- Dead Ringers (Amazon Prime, 6 episodes, 50-60 minutes) – High-camp horror is my best description of this show, which I’m not sure sells it very well. For me, the ick factor is overcome by the curiosity factor, as we hope to learn what identical twins Elliot and Beverly Mantle have planned for their women’s health / highly experimental reproductive laboratory once they can secure the needed funding. Rachel Weisz offers an amazing, chilling performance as the twins, as the show takes us on a gorgeous, weird, unexpected, and emotionally complex journey, building steadily towards the finale. Theoretically based on the 1988 film starring Jeremy Irons, by changing the gender to women, there is an extra layer of commentary about female control and agency, highly relevant to our world today.
- The Night Agent (Netflix, 10 episodes, 50 minutes) – I’m realizing my list is heavy on the crime/political intrigue genre…not sure why that is, except that sometimes these can feel like comfort food when there’s a lot going on in the world. The Night Agent is a very solid entry in this genre, telling the story of a highly loyal CIA Agent who ends up in over his head attempting to uncover the traitor within the white house. This show is smart without being overly complicated, and Hong Chau, who generally makes everything she’s in better, is great fun as star Gabriel Basso’s Peter Sutherland’s main contact.

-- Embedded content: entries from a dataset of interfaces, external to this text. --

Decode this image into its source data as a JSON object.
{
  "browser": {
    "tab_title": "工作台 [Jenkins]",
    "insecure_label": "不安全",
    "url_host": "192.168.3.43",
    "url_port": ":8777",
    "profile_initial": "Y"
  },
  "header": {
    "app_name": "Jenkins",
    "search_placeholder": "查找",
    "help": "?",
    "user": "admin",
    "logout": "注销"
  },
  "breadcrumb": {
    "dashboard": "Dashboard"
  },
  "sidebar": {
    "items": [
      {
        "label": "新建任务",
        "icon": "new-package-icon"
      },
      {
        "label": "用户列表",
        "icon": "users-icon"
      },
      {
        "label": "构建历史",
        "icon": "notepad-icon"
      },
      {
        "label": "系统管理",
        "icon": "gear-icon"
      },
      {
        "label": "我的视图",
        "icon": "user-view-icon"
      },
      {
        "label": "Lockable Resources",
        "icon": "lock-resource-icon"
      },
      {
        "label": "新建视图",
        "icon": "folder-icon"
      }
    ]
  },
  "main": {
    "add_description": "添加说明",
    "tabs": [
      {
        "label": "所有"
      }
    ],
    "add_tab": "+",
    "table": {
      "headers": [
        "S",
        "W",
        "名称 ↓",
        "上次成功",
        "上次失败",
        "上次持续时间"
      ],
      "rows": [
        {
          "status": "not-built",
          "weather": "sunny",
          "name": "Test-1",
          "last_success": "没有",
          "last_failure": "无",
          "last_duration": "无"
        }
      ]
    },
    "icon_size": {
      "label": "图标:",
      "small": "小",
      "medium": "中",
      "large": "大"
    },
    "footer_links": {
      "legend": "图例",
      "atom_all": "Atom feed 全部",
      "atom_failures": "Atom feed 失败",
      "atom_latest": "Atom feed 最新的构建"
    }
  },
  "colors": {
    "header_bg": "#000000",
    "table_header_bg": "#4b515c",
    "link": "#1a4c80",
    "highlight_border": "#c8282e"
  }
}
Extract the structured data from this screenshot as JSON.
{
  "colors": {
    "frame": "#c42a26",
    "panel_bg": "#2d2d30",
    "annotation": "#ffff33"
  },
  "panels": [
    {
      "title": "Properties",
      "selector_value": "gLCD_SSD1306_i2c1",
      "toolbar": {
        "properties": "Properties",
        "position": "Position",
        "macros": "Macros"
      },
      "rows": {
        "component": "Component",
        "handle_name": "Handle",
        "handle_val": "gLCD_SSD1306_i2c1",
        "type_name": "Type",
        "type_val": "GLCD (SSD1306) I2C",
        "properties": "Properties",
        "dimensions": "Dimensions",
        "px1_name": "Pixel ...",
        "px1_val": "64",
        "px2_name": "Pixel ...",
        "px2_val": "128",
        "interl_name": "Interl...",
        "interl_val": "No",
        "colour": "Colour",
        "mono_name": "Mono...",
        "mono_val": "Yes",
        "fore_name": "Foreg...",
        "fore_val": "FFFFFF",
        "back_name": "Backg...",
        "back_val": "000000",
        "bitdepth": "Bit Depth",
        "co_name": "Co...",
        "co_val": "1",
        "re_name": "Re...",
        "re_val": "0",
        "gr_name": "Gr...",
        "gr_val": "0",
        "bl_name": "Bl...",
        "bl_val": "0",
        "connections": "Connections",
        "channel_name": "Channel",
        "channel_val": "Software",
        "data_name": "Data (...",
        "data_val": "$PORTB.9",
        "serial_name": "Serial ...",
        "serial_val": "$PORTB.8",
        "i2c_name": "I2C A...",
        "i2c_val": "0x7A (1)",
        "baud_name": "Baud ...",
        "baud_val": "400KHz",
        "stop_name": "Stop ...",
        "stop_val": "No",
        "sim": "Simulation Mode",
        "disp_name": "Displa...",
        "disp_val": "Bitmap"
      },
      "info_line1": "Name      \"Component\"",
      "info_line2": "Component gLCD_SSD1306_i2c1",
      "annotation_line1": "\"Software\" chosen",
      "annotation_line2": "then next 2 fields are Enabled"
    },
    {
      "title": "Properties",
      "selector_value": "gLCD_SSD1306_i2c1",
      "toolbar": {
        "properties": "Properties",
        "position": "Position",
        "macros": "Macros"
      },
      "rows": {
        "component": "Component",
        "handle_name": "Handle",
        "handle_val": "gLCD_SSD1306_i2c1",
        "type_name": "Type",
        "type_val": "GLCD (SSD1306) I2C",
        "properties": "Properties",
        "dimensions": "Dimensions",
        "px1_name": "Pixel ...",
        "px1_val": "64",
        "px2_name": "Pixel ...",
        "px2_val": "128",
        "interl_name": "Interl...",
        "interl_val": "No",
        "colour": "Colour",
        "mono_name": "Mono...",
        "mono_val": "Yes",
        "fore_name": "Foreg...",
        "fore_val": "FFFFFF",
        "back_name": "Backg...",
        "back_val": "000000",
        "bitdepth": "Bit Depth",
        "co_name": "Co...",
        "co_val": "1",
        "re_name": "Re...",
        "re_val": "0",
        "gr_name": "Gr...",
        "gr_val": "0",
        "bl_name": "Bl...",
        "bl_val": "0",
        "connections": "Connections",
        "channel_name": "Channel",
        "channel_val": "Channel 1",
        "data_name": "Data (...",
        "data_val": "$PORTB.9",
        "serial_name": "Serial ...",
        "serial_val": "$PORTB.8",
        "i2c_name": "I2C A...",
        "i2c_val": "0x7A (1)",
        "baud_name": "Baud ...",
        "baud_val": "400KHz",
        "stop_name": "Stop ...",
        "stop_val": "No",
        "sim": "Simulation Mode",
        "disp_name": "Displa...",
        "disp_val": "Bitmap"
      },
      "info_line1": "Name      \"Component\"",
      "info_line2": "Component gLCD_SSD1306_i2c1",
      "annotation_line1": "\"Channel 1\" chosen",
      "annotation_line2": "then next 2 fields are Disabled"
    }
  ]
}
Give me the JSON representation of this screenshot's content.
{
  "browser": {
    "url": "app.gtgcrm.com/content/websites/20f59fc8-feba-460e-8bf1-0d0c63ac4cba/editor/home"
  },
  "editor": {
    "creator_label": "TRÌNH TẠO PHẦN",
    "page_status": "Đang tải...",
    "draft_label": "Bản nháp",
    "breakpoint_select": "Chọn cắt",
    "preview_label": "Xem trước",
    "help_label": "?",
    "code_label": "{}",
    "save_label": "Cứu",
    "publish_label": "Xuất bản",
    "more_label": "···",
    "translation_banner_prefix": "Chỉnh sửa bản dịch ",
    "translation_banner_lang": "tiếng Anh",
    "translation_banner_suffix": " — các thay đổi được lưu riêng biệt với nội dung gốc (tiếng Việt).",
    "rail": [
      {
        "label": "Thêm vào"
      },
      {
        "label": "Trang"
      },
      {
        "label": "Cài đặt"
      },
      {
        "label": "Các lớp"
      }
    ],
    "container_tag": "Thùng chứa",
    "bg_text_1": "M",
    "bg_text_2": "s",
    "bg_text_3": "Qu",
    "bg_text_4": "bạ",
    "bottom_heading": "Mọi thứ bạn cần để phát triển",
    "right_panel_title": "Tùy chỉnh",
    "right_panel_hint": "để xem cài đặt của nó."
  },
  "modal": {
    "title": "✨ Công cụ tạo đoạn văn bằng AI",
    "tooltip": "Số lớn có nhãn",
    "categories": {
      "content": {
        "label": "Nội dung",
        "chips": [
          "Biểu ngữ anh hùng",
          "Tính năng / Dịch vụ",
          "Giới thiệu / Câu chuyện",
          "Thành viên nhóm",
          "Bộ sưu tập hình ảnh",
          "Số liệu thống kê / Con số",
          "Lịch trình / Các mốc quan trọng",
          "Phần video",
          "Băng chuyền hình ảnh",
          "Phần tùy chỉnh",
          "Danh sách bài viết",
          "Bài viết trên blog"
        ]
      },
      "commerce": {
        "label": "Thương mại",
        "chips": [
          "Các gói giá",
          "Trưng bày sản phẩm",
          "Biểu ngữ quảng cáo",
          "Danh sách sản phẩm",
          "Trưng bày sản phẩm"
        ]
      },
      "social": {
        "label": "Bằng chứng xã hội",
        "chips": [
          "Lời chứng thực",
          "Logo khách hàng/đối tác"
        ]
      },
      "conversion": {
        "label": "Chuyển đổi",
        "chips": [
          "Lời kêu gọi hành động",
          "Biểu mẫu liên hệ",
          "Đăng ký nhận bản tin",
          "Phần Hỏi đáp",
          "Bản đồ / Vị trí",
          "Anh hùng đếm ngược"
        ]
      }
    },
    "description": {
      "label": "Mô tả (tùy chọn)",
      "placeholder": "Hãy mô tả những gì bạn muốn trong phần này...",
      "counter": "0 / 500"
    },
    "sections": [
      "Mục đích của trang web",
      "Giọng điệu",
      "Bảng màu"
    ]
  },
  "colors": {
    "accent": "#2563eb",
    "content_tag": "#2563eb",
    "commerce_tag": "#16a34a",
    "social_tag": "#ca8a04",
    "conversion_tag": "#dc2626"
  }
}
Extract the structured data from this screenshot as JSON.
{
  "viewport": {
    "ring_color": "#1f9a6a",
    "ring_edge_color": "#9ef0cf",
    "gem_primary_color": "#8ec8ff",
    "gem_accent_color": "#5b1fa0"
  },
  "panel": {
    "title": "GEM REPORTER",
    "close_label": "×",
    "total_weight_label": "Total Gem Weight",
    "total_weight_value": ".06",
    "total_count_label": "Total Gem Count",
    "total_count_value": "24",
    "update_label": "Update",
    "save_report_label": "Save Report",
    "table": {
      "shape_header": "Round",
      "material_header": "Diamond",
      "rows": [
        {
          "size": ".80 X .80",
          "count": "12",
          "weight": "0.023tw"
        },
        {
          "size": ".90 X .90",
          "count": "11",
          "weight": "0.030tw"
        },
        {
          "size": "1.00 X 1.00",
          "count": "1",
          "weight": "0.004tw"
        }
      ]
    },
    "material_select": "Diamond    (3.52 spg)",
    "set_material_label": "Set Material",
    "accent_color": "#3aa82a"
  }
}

- Tiny Beautiful Things (Hulu, 8 episodes, 30 minutes) – If you enjoyed Cheryl Strayed story in Wild (either book or movie), this is a little like a sequel, as it follows Strayed’s life as she becomes the author of the advice column, Dear Sugar – although slightly fictionalized into the character of Claire. The two leads – Kathryn Hahn as Claire now and Sarah Pidgeon as Claire as a young adult – are both doing great work as they work to keep the tone from being way way way too much and instead land on “much.” This is what Claire is – she’s messy and still struggling to become the person she wanted to be, even at 50, and yet also finding herself giving other people advice. I’m guessing her messiness will make this a show not for everyone too, but if you’re a Kathryn Hahn fan in any sense and/or are looking for a witty tearjerker, this show is for you.